Long lines, pricey tickets, and strange hours. These are some of the things that you’ll have to deal with as an art lover if you want to go see the newest exhibits at your local museums. If you want to hear some poetry, going to readings means watery lattes and awkward silences between pieces. The good news is, we can bring the art to you and spare you inconveniences.
Top 5 art and culture apps
A lot of newer lovers of art are familiar with Google's arts and culture app. It gained popularity last year with the 'art selfie' function, where you take a picture of yourself and Google pulls from its database of a ton of art to find some pieces that resemble you. You can also visit displays currently open around the world like Refik Anadol's projected lights on the surface of Walt Disney's Concert Hall, and use the virtual explorer to see the top of the Taj Mahal.
WikiArt is the most straightforward of the apps. On the featured page, you'll see the top curated paintings chosen by Wikipedia. You have the option of adding pieces to your favorites, seeing the most popular paintings that people are searching for, and choosing what you want to see by style or genre. If you want to see work by a specific artist, head over to the 'artists' page and choose from the great pieces by painters like Claude Monet, Salvador Dali, and Jean-Michel Basquiat.
Simply named, Poetry was created by the Poetry Foundation in 2010. Tap the 'spin' button and the app will choose two categories at random, with a list of modern and classic poems beneath that align with both. Sometimes songs will pop up, too! A spin that lands on the humor and life categories pulls up John Ciardi's 'An Apartment with a View', while another spin landing on doubt and celebrations shows 'The African Burial Ground' by Yusef Komunyakaa.
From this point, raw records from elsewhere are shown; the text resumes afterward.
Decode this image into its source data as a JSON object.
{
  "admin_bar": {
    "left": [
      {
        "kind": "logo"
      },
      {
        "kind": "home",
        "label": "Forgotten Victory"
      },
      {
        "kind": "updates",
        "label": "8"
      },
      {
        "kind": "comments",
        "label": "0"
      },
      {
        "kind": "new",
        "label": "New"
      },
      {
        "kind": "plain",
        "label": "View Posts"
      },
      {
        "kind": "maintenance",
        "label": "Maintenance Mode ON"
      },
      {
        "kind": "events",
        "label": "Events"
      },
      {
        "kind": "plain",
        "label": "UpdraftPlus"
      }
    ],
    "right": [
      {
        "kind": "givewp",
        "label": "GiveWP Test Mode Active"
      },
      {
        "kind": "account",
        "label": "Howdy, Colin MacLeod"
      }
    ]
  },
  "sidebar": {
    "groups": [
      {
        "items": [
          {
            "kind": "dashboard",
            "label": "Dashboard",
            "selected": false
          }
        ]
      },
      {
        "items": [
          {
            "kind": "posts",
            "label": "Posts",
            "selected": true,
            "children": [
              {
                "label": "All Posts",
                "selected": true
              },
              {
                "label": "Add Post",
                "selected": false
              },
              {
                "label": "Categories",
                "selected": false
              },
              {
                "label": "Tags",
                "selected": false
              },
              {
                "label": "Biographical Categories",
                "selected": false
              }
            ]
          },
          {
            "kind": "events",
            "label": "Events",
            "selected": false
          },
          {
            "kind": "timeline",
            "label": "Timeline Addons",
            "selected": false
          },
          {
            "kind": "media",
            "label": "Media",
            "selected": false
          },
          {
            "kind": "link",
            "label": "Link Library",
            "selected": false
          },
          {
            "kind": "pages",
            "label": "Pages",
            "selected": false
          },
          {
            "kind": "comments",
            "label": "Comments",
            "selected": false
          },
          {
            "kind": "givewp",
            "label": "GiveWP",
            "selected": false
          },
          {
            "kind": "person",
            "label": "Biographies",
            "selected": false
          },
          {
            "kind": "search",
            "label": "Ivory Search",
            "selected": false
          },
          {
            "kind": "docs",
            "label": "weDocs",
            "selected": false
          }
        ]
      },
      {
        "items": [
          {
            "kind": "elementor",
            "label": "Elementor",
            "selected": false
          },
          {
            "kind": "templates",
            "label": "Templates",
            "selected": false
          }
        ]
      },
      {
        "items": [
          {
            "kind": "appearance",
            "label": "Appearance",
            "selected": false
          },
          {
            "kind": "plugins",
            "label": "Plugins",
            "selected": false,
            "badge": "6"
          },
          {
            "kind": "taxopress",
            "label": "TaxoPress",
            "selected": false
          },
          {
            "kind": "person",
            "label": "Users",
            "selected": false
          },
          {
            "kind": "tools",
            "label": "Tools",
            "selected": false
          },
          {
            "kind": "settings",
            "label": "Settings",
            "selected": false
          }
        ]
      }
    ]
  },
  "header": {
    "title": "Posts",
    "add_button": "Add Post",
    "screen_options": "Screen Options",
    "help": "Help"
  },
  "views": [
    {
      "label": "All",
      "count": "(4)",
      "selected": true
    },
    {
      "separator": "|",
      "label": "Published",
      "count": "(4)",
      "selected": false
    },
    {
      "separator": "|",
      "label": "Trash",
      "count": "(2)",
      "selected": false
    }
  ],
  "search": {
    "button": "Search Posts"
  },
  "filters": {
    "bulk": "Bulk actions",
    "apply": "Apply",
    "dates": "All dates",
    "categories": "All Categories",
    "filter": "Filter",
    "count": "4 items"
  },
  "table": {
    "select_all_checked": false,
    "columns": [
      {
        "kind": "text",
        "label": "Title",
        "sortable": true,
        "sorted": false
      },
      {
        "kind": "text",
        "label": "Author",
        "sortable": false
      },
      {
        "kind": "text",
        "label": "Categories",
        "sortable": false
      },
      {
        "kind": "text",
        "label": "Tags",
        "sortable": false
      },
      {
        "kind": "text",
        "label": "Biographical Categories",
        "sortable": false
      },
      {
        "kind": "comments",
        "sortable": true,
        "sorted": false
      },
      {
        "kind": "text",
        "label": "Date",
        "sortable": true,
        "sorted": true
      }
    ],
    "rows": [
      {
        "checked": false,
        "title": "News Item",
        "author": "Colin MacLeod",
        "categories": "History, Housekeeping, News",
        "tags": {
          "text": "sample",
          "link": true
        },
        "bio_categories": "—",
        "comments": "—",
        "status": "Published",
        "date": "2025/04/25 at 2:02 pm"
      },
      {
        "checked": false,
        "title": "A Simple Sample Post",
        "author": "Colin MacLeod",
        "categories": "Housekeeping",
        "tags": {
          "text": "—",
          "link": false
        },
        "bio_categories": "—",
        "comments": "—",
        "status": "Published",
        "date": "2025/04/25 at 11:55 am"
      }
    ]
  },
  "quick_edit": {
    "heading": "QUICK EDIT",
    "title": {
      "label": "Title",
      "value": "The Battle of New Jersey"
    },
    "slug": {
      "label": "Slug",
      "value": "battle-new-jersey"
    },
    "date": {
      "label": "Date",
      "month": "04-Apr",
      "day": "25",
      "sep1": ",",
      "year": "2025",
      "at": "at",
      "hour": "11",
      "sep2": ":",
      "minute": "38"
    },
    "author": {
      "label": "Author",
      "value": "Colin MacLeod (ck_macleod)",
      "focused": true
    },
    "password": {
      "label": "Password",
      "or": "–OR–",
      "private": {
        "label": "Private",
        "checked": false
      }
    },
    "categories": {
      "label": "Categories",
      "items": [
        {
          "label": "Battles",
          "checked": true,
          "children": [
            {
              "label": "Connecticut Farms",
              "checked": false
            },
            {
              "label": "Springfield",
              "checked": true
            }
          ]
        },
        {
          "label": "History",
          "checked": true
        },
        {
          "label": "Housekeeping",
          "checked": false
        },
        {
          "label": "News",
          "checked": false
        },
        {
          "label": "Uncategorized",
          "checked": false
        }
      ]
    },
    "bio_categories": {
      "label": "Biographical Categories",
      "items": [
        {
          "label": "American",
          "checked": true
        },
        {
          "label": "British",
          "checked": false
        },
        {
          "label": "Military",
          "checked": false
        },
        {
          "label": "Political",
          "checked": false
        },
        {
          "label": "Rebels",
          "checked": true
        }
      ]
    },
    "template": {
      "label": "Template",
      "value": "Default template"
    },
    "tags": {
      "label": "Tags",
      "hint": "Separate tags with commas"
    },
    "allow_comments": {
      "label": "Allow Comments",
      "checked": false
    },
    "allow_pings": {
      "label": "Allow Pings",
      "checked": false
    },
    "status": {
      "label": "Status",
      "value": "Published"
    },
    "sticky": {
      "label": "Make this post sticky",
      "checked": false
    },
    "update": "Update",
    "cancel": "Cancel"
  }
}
You can add poems to your favorites and share them with friends on Facebook and Twitter.
In this app, you can view paintings, pottery, and sculptures from all over Asia that are currently located at the Asian Art Museum in San Francisco, California. In the masterpieces section, you'll find pictures of individual pieces with information about it, like the artist and the year it was made. The best part about this app is that when you tap on some art, a track will play where a narrator goes in depth about the piece including a visual description of the piece itself, more about the artist's influences, and notes from a curator. There's also a spotlight on a region in Asia; this month is art from India's Mithila region. If you'd like to visit the museum in person, the app gives you hours and a map of the entire building.
DailyArt has 1,300 pieces currently in its database and is updated often. Every day there's a spotlight on work in the 'today's masterpiece' section, which includes an image, the title, artist, year created, and a short feature with more information. You can create your own account to favorite art and see your viewing history, but in order to get unlimited favorites and full access to all 1,300 pieces, you have to upgrade to DailyArt Pro. For $4.99 a month you'll get everything above and it'll unlock the option to view unseen pieces.
With all of this art, we’re sure you’ll find a ton of creations to hang up in your home and talk about with friends. Happy viewing!